“I think the best model right now, given the compounds we see, is that the Cabeus site is actually a comet impact site,” Colaprete said.  

That’s not to suggest that volatiles don’t migrate around the moon and get trapped in the bottom of permanently shadowed craters. That’s likely happening, too, Colaprete said. But that background process likely can’t fully explain Cabeus.  

“It seems to suggest that our old thinking about this kind of uniform emplacement of water over a billion years is only a part — and maybe a minor part — of the story when it comes to these pockets of high concentrations,” Colaprete said.  

Going to the moon?  

The high concentration of water ice at the bottom of Cabeus is good news for anyone pushing for bases at the moon’s poles.  

Future moon-dwellers could conceivably mine such large quantities of ice efficiently.
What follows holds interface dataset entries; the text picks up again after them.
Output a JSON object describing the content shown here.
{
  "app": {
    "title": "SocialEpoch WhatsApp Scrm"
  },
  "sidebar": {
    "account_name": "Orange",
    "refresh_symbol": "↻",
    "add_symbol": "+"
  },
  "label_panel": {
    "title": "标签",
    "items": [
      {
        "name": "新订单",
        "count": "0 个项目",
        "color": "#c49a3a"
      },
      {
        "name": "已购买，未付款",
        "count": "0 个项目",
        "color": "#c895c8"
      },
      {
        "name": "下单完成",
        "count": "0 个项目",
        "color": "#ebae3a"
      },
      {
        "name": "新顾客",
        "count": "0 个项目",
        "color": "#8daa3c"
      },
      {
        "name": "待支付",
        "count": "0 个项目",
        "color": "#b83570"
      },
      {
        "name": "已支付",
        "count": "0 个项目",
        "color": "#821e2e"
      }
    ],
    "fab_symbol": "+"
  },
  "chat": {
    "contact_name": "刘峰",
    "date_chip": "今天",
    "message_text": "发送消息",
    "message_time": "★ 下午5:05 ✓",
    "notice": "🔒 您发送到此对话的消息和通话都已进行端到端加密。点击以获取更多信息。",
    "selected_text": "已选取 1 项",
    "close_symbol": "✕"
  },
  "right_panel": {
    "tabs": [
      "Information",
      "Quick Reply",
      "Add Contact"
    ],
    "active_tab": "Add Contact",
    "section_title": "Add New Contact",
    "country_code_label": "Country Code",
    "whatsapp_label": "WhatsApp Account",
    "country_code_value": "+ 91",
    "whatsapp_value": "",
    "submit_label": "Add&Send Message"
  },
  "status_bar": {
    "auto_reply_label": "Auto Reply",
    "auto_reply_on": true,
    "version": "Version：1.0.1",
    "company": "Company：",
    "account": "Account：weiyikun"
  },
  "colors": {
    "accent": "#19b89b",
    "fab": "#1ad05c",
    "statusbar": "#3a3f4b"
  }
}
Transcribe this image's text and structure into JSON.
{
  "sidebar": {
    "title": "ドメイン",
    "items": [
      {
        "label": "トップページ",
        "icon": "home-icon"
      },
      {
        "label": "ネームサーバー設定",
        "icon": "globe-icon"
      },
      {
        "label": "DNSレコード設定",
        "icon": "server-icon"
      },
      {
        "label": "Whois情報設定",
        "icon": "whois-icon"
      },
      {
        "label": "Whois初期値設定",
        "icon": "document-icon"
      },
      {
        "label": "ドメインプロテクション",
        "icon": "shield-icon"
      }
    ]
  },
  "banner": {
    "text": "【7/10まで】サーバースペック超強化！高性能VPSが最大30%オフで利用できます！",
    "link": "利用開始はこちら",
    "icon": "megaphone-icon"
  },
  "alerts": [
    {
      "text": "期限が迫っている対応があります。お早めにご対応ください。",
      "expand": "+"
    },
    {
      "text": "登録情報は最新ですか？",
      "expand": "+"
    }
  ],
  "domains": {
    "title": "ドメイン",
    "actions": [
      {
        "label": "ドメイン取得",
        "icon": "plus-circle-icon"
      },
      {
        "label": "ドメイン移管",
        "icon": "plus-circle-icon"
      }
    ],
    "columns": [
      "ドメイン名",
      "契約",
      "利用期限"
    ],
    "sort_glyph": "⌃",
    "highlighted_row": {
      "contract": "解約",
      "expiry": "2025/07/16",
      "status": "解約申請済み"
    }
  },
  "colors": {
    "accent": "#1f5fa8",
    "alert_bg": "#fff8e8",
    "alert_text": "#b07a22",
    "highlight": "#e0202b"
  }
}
They could it process it into its constituent hydrogen and oxygen, prime ingredients of rocket fuel. And they could melt the ice down and drink it — provided they remove some of the nasty stuff, like mercury.  

Some of the other compounds found in the crater — such as elemental hydrogen, methane and ammonia— could be useful, too, according to Colaprete.  

“These places are definitely resource-rich and suggest that they would be advantageous to use for producing resources, if it ever came to that,” Colaprete said.  

There’s no reason to think Cabeus is an anomaly, Colaprete said. There could be other super-enriched sites like it at both the north and south poles.  

And the poles more generally could harbor a lot of water ice, according to the new research. Modeling results support the possibility that there may be large regions of lunar “permafrost,” where relatively accessible ice could be trapped below the surface, even in warmer spots that see the sun occasionally.  

And that’s a good thing, because Cabeus itself may not be the ideal site for a lunar base.  

For one thing, the floor of the crater is in permanent shadow and incredibly cold. It’s tough to design equipment that can operate at temperatures of minus 387 degrees Fahrenheit (minus 233 Celsius)–and that equipment likely can’t be solar-powered.  

Also, the findings suggest that all those volatile compounds form a soft, frosty layer on the Cabeus floor that could bog down rovers or landers. When the Centaur hit, LCROSS measured a 0.3 second delay until a big heat flash resulted.  

That’s a very long lag, especially considering that the rocket was moving at 5,580 mph (9,000 kph). The result suggests that the soil is very porous, perhaps almost fluffy.  

“If we had hit rock, that flash would have happened almost instantaneously,” Colaprete said.  

Sacrificing itself for science   

The $79 million LCROSS mission wasn’t the first to find water on the moon — three other spacecraft had previously detected evidence of water ice on the lunar surface, a finding announced just a few weeks before LCROSS’ kamikaze plunge.  

But the LCROSS mission is yielding new insights that should change how researchers think about the moon, according to Colaprete. That means the spacecraft’s sacrifice was worth it.  

“We went out with a bang,” Colaprete said, “and the return has just been phenomenal.”